= INSTRUCTIONS FOR THE TASK =
Where in the entries below does "JSON" appear? Copy every line that has it.

═══ RECORDS FOR THIS TASK

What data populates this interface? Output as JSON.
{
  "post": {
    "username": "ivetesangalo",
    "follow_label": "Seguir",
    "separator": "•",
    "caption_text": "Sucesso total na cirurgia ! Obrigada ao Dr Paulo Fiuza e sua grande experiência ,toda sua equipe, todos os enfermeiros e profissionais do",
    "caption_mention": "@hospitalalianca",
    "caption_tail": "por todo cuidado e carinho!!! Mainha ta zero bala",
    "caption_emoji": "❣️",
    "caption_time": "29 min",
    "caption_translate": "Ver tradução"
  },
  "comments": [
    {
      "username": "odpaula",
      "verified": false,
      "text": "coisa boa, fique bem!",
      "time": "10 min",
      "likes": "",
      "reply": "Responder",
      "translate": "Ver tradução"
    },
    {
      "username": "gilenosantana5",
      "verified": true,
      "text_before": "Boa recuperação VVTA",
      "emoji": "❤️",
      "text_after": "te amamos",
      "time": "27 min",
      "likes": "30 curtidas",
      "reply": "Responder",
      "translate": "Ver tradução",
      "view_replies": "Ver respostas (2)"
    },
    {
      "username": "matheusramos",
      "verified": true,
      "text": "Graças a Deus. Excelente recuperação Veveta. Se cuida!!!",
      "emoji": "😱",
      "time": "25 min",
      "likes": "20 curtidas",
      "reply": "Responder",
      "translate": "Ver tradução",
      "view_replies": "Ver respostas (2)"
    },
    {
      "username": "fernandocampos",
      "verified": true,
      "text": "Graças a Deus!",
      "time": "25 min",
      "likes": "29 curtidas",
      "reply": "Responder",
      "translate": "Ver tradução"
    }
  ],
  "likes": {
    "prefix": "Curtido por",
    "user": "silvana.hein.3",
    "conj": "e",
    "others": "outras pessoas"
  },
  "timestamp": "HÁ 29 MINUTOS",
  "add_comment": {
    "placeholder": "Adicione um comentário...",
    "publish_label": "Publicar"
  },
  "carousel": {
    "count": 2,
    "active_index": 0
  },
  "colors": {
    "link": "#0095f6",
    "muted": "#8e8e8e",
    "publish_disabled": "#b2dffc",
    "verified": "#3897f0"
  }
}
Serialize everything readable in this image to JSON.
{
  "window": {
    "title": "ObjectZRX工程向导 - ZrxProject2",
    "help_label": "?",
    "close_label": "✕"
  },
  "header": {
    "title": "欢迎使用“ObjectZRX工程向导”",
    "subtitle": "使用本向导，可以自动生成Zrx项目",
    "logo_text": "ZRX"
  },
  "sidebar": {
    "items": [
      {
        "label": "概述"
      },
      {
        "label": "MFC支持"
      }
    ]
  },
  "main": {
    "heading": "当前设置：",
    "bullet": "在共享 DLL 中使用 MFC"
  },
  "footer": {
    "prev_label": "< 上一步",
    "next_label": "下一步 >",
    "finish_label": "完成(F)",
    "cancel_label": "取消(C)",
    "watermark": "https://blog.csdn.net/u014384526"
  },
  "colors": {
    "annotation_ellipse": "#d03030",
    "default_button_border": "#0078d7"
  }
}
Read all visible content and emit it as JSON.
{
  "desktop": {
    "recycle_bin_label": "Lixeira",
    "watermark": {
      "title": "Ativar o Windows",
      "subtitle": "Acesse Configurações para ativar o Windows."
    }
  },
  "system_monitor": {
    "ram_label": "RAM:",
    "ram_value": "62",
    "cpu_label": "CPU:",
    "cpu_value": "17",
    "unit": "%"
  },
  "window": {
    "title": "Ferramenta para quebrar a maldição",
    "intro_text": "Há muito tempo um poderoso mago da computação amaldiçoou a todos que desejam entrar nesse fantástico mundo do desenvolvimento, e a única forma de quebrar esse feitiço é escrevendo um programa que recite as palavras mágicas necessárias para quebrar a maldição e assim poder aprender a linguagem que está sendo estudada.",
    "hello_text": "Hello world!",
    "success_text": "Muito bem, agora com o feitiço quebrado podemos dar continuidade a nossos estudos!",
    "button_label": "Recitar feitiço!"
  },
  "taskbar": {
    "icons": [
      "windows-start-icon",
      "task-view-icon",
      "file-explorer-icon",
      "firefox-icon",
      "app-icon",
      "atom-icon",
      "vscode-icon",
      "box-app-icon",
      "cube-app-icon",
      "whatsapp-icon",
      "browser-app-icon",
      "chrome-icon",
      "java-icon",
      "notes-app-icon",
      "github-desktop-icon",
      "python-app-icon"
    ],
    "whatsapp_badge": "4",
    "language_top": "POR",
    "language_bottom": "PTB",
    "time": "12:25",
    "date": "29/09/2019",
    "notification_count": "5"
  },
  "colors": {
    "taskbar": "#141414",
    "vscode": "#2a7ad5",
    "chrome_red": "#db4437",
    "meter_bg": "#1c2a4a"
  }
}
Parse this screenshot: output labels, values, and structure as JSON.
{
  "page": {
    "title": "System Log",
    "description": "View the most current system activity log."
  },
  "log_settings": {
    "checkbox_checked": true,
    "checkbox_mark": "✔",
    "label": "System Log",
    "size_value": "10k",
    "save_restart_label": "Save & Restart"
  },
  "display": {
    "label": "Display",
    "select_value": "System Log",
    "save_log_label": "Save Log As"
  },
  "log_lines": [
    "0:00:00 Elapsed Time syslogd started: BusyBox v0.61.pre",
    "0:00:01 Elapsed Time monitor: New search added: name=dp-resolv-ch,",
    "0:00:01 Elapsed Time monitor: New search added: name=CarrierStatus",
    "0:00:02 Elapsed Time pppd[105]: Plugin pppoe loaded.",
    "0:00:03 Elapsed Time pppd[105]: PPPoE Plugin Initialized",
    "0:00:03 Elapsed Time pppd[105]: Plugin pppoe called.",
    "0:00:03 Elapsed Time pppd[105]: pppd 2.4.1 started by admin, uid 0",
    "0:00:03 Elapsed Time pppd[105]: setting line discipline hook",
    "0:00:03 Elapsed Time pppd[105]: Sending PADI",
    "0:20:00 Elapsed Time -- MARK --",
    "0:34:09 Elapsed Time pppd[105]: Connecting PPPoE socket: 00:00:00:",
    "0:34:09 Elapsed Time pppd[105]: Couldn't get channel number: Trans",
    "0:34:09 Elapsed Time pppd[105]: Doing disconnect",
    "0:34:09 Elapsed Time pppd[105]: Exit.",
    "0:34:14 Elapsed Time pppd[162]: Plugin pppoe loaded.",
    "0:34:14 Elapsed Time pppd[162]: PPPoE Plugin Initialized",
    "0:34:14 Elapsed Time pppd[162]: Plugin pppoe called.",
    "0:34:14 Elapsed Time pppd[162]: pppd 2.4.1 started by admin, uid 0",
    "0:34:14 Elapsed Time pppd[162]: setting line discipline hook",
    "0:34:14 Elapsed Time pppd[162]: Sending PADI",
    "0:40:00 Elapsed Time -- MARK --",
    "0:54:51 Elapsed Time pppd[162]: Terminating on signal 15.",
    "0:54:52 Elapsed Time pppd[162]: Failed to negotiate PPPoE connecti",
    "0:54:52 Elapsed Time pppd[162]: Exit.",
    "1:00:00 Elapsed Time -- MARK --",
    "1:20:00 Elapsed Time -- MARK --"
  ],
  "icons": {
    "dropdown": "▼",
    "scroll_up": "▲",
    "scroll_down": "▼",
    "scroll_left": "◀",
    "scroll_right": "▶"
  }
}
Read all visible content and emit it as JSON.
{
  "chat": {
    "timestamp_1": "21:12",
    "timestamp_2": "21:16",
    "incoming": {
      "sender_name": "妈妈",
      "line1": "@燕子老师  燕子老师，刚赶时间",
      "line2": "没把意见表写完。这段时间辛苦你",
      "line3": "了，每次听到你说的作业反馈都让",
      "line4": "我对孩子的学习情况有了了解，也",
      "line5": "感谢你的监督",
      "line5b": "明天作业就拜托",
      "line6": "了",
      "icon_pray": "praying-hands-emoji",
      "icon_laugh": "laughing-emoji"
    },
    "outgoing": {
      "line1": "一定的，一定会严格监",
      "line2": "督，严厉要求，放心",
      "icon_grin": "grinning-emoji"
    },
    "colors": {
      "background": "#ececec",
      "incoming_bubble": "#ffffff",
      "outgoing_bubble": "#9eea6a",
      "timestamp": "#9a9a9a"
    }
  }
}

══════

= WRITTEN SOLUTION =
What data populates this interface? Output as JSON.
Serialize everything readable in this image to JSON.
Read all visible content and emit it as JSON.
Parse this screenshot: output labels, values, and structure as JSON.
Read all visible content and emit it as JSON.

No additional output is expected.